However, drivers still have to frequently fiddle around with the wiper delay controls, to moderate the wiper sweep speed proportional to the moisture on the glass. In scattered showers, this can require constant adjustment and attention.
Earlier attempts at automatic wipers, which could sense the amount of water on the glass and wipe accordingly, were not very sophisticated. The 1970 French-built Citroën SM system adjusted the intermittent wiper delay based on the electrical current draw of the wiper motor.
The idea behind it was that since a wet windshield would cause less resistance to a wiper blade versus a dry windshield, a special circuit in the Citroen was used to indirectly “guess” if rain was present on the window. Needless to say it was far from a perfect science.
These days, even non-luxury compact and family cars are available with rain-sensing wipers.
These systems utilize an LED sensor, fitted between the windshield and rearview mirror, to detect the amount of rain or snow falling on the windshield. There are a number of infrared light-emitting diodes (LEDs) and a central photodiode which make up the “rain sense” portion of the system.
The invisible light emitted by the LEDs is reflected by the windshield onto the photo sensor. Therefore the more moisture there is on the windshield, the less light the sensor receives. This information is subsequently relayed to a computer control unit, which then adjusts the intermittent wiper delay intervals of the accordingly.
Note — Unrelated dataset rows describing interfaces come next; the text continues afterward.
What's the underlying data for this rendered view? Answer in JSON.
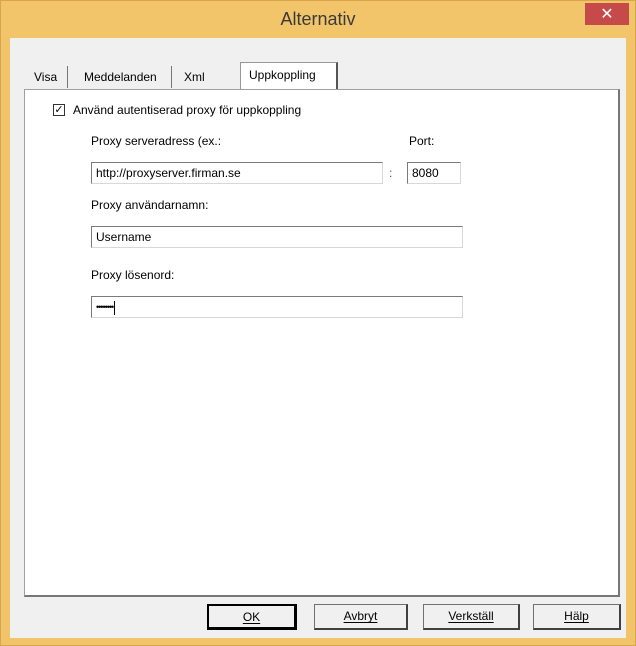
{
  "window": {
    "title": "Alternativ",
    "close_glyph": "✕",
    "accent_color": "#f3c56b",
    "close_color": "#c74a4a"
  },
  "tabs": [
    {
      "label": "Visa",
      "active": false
    },
    {
      "label": "Meddelanden",
      "active": false
    },
    {
      "label": "Xml",
      "active": false
    },
    {
      "label": "Uppkoppling",
      "active": true
    }
  ],
  "proxy": {
    "use_proxy_label": "Använd autentiserad proxy för uppkoppling",
    "use_proxy_checked": true,
    "check_glyph": "✓",
    "server_label": "Proxy serveradress (ex.:",
    "server_value": "http://proxyserver.firman.se",
    "port_separator": ":",
    "port_label": "Port:",
    "port_value": "8080",
    "username_label": "Proxy användarnamn:",
    "username_value": "Username",
    "password_label": "Proxy lösenord:",
    "password_value": "••••••••"
  },
  "buttons": {
    "ok": "OK",
    "cancel": "Avbryt",
    "apply": "Verkställ",
    "help": "Hälp"
  }
}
The wetter it gets, the faster the rain sensing wipers work to help give you a clear view of what’s in front of you. When the system senses drier conditions, such as when the vehicle is stopped at a red light and the rain is falling less intensely, the wipers will gradually slow down before switching themselves off when no longer needed. Say goodbye to chattering windshield wiper blades!
Unlike the Citreon system, this particular sensor design means that dirt, minor defects and ageing of the windshield glass does not impair the system’s sensitivity.
Depending on the vehicle, many systems offer the ability to choose different sensitivity settings. The most sensitive setting will cause the wipers to sweep with just a few drops of rain whereas the least will wait significantly longer before starting.
In some vehicles, the rain sensor is also linked up to the rear wiper. In this scenario if the sensor detects rain and the reverse gear is selected, the rear wiper will automatically activate as well.
In many vehicles, additional light sensors in the windscreen can also detect changes in light conditions – e.g. at dusk or when entering a tunnel – and automatically turn on the headlight.
Thanks to innovations such as rain sensing wipers, drivers will find driving in wet conditions safer and more comfortable, leaving them to fully concentrate the cars on the road ahead.
Fog, snow, rain, or road spray – whatever mother nature throws at out there, you can be confident in taking it in stride!